Metoprolol is used for a number of conditions, including hypertension, angina, acute myocardial infarction, supraventricular tachycardia, ventricular tachycardia, congestive heart failure, and prevention of migraine headaches. receptors in the heart, metoprolol is also prescribed for off-label use in performance anxiety, social anxiety disorder, and other anxiety disorders. Metoprolol is sold in formulations that can be taken by mouth or given intravenously. Side effects, especially with higher doses, include dizziness, drowsiness, fatigue, diarrhea, unusual dreams, trouble sleeping, depression, and vision problems. Metoprolol may also reduce blood flow to the hands or feet, causing them to feel numb and cold; smoking may worsen this effect. Due to the high penetration across the blood-brain barrier, lipophilic beta blockers such as propranolol and metoprolol are more likely than other less lipophilic beta blockers to cause sleep disturbances such as insomnia and vivid dreams and nightmares. Serious side effects that are advised to be reported immediately include symptoms of bradycardia (resting heart rate slower than 60 beats per minute), persistent symptoms of dizziness, fainting and unusual fatigue, bluish discoloration of the fingers and toes, numbness/tingling/swelling of the hands or feet, sexual dysfunction, erectile dysfunction, hair loss, mental/mood changes, depression, breathing difficulty, cough, dyslipidemia and increased thirst. Metoprolol is a cardioselective β1-adrenergic blocking agent used for acute myocardial infarction (MI), heart failure, angina pectoris and mild to moderate hypertension. It may also be used for supraventricular and tachyarrhythmias and prophylaxis for migraine headaches. Metoprolol is structurally similar to bisoprolol, acebutolol and atenolol in that it has two substituents in the para position of the benzene ring. The β1-selectivity of these agents is thought to be due in part to the large substituents in the para position. At low doses, metoprolol selectively blocks cardiac β1-adrenergic receptors with little activity against β2-adrenergic receptors of the lungs and vascular smooth muscle. Unlike propranolol and pindolol, metoprolol does not exhibit membrane-stabilizing or intrinsic sympathomimetic activity. Membrane-stabilizing effects are only observed at doses much higher than those needed for β-adrenergic blocking activity. Metoprolol possesses a single chiral centre and is administered as a racemic mixture.

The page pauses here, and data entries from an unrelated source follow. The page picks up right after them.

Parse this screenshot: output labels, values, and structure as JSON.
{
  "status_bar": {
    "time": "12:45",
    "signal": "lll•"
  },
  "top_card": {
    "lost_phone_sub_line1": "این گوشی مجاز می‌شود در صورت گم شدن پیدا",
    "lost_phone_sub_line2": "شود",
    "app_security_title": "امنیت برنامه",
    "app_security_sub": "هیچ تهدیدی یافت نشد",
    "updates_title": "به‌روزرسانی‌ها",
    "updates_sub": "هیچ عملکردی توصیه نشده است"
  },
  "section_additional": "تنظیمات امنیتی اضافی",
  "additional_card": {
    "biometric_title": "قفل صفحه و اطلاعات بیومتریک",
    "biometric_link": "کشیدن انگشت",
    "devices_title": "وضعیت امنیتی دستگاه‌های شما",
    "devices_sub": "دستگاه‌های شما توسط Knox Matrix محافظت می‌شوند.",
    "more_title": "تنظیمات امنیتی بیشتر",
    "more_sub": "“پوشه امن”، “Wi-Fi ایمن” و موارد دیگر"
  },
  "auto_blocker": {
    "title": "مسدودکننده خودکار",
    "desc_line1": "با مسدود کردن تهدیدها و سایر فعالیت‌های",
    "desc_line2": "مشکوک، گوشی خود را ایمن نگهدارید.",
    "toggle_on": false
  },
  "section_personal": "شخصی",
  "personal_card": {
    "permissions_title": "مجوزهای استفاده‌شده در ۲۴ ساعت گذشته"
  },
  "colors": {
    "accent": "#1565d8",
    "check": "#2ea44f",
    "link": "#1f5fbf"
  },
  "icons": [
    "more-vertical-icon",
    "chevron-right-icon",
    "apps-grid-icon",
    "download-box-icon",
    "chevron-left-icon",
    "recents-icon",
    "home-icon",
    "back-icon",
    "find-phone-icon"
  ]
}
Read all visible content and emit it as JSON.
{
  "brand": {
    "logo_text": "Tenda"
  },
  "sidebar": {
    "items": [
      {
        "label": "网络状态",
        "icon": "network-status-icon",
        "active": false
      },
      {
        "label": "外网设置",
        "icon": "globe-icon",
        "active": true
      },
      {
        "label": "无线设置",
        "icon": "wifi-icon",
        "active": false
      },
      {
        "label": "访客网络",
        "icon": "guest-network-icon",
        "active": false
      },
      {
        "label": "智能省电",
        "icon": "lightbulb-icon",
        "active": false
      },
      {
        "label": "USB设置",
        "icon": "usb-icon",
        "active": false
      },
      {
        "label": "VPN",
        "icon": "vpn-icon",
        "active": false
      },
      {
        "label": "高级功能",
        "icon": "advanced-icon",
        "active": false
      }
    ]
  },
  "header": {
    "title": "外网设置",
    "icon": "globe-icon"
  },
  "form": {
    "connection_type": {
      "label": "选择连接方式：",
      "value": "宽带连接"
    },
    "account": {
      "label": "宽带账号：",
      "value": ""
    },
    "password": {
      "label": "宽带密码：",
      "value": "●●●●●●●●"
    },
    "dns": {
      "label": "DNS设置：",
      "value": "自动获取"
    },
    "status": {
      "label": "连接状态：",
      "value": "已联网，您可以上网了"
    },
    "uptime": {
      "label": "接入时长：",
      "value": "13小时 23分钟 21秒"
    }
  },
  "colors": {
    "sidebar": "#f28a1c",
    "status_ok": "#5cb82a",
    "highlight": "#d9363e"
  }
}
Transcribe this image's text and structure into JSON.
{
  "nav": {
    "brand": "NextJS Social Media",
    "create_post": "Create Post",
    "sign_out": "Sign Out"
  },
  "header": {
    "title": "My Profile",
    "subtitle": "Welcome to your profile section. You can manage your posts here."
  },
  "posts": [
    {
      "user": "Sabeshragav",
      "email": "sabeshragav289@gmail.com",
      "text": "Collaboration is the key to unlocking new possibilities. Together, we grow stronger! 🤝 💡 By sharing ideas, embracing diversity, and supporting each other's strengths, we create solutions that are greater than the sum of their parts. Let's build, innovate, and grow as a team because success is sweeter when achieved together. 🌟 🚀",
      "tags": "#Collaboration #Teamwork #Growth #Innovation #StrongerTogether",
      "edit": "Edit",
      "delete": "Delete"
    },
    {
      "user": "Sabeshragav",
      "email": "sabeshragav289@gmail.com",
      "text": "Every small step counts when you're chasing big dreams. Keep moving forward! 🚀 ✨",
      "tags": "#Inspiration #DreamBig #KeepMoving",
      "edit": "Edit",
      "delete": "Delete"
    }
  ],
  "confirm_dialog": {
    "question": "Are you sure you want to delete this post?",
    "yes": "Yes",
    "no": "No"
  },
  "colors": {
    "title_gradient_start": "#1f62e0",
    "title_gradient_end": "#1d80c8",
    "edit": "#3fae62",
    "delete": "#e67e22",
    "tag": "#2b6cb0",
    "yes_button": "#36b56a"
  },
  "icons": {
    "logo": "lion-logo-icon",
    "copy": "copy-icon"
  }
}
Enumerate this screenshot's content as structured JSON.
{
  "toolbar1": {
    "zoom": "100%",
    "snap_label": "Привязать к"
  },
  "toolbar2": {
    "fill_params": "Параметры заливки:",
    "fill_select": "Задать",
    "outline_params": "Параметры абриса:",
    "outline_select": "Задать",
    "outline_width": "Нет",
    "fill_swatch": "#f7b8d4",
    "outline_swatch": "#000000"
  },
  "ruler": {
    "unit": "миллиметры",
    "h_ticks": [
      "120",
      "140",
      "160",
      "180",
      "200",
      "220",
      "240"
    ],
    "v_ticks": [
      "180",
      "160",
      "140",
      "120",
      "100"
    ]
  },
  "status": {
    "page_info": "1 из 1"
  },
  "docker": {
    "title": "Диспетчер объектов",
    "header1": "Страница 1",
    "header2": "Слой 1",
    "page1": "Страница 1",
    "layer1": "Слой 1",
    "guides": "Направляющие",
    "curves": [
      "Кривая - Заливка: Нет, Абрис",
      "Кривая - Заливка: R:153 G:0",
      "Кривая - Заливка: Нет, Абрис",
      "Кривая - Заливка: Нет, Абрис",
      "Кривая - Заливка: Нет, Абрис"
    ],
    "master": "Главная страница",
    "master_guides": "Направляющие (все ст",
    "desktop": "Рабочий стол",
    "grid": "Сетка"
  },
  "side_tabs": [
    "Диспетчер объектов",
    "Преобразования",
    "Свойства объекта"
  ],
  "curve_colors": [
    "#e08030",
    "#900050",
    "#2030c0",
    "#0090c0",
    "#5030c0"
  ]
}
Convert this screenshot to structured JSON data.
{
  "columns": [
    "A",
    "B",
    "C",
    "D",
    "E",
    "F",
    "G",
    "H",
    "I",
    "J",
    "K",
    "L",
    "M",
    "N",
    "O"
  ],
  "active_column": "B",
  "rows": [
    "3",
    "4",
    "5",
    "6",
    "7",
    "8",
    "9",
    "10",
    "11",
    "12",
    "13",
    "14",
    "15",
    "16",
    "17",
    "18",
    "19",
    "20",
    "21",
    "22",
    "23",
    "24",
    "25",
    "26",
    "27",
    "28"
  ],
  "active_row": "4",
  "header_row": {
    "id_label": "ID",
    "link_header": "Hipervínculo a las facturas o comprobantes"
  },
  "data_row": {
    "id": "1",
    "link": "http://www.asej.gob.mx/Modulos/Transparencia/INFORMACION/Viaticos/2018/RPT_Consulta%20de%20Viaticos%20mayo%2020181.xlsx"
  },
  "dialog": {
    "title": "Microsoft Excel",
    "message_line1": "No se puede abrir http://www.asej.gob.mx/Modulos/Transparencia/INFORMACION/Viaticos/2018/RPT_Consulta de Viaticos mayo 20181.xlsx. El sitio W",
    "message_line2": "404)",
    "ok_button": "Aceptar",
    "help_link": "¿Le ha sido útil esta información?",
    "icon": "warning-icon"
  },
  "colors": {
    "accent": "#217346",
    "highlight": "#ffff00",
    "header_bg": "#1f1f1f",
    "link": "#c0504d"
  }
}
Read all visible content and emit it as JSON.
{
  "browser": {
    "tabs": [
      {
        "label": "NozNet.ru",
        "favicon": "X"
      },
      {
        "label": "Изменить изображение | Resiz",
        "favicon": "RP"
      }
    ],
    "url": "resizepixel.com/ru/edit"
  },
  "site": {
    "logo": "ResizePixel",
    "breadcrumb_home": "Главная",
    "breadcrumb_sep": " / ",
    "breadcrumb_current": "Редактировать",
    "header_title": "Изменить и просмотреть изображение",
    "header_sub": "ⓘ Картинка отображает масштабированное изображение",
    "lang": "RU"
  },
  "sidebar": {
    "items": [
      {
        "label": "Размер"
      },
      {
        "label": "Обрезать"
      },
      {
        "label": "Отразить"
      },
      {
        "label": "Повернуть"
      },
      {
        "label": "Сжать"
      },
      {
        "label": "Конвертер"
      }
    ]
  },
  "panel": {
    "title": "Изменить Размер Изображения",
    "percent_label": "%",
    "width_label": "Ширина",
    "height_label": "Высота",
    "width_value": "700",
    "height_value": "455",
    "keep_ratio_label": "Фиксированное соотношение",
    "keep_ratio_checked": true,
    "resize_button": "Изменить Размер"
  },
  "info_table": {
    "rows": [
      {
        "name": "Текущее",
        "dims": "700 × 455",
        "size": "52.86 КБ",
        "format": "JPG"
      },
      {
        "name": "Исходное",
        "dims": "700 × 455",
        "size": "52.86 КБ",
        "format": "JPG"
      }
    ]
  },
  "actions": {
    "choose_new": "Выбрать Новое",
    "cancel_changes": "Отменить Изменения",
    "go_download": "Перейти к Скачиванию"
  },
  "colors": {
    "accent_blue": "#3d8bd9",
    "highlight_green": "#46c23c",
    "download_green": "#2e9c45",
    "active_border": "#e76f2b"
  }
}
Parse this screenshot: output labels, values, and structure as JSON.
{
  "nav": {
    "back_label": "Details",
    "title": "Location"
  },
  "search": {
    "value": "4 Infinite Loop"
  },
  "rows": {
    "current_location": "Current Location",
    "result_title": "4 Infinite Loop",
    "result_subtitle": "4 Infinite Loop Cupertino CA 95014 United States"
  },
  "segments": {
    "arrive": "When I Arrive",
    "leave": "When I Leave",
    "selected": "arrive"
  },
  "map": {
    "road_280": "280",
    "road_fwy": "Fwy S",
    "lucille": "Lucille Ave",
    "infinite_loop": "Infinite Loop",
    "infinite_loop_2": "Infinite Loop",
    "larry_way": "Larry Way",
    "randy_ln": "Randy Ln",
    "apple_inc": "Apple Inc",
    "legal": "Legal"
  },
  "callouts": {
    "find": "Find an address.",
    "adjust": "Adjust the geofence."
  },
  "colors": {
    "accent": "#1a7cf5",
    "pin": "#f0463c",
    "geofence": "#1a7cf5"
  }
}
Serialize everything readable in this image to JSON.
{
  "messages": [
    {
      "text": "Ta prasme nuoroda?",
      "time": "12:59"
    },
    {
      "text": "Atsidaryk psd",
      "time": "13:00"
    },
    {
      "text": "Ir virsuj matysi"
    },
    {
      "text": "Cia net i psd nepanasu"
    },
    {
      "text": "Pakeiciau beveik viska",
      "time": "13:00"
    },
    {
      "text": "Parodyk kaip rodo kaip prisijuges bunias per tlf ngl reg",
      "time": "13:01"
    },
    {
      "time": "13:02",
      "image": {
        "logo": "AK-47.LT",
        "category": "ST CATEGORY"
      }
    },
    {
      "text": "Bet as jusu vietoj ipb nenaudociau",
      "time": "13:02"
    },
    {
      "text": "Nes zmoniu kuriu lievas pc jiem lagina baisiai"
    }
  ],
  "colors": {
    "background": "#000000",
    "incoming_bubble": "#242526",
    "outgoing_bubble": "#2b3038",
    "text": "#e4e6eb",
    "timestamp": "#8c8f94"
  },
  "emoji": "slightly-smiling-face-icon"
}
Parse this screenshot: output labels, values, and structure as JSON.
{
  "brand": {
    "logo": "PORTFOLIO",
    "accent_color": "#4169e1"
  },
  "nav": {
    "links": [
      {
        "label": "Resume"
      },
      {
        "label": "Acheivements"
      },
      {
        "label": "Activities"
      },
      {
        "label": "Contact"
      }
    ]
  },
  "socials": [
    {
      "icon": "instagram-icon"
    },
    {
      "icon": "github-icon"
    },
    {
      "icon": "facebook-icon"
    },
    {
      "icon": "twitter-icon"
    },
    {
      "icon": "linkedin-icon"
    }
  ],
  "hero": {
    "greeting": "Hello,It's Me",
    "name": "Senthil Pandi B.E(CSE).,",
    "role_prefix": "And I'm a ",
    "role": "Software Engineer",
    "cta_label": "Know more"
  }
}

1.1 Hypertension Metoprolol succinate extended-release tablets are indicated for the treatment of hypertension, to lower blood pressure. Lowering blood pressure lowers the risk of fatal and non-fatal cardiovascular events, primarily strokes and myocardial infarctions. These benefits have been seen in controlled trials of antihypertensive drugs from a wide variety of pharmacologic classes including metoprolol. Control of high blood pressure should be part of comprehensive cardiovascular risk management, including, as appropriate, lipid control, diabetes management, antithrombotic therapy, smoking cessation, exercise, and limited sodium intake. Many patients will require more than 1 drug to achieve blood pressure goals. For specific advice on goals and management, see published guidelines, such as those of the National High Blood Pressure Education Program’s Joint National Committee on Prevention, Detection, Evaluation, and Treatment of High Blood Pressure (JNC). Numerous antihypertensive drugs, from a variety of pharmacologic classes and with different mechanisms of action, have been shown in randomized controlled trials to reduce cardiovascular morbidity and mortality, and it can be concluded that it is blood pressure reduction, and not some other pharmacologic property of the drugs, that is largely responsible for those benefits. Metoprolol is a beta-blocker that affects the heart and circulation (blood flow through arteries and veins). Metoprolol is used to treat angina (chest pain) and hypertension (high blood pressure). Metoprolol is also used to lower your risk of death or needing to be hospitalized for heart failure. You should not use metoprolol if you have a serious heart problem (heart block, sick sinus syndrome, slow heart rate), severe circulation problems, severe heart failure, or a history of slow heart beats that caused fainting. You should not use this medicine if you are allergic to metoprolol, or other beta-blockers (atenolol, carvedilol, labetalol, nadolol, nebivolol, propranolol, sotalol, and others), or if you have: Do not give this medicine to a child without medical advice. Tell your doctor if you are pregnant or plan to become pregnant. It is not known whether metoprolol will harm an unborn baby.
Find patient medical information for Metoprolol Succinate Oral on WebMD including its uses, side effects and safety, interactions, pictures, warnings and user ratings. Metoprolol Succinate ER 100mg Tablets Generic Toprol XL Product Summary This product requires a valid prescription for shipment, please note that may not accept prescriptions faxed or emailed by patients.